* _Given entries_:

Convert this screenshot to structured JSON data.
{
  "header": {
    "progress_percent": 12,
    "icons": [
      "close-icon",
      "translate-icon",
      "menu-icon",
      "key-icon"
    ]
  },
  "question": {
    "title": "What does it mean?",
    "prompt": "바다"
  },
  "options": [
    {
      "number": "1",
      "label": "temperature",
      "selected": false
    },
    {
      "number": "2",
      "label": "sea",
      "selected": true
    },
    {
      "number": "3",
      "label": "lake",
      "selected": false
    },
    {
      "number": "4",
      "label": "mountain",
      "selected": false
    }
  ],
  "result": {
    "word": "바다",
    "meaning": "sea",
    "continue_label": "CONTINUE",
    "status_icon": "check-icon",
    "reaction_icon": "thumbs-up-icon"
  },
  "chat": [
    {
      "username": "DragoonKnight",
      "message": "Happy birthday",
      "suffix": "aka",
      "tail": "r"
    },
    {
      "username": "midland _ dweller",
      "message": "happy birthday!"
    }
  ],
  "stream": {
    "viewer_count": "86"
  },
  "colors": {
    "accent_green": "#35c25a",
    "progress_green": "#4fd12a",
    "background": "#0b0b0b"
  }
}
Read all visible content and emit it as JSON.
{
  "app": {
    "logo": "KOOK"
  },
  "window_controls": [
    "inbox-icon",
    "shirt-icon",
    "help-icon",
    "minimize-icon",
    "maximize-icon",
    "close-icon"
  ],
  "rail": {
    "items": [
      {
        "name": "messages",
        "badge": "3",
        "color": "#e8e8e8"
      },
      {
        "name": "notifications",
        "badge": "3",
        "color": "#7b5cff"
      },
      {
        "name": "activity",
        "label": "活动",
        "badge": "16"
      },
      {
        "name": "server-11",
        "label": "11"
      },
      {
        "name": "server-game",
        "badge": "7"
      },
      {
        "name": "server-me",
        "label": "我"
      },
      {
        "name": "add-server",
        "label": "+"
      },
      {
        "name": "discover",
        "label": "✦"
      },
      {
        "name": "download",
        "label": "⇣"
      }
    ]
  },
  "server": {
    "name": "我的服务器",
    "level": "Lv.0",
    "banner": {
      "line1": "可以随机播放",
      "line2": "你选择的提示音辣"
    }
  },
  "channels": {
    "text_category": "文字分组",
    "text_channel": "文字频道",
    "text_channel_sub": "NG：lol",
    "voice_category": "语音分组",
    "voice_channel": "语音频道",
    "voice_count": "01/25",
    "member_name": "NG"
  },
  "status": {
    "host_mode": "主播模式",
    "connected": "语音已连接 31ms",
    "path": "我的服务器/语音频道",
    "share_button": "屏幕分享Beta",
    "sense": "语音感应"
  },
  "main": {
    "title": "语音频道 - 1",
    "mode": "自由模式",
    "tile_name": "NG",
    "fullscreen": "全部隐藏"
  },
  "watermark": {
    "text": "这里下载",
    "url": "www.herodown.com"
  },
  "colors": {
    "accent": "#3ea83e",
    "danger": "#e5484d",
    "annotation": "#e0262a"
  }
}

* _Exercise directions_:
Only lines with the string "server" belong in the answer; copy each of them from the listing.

* _Reply to the exercise_:
        "name": "server-11",
        "name": "server-game",
        "name": "server-me",
        "name": "add-server",
  "server": {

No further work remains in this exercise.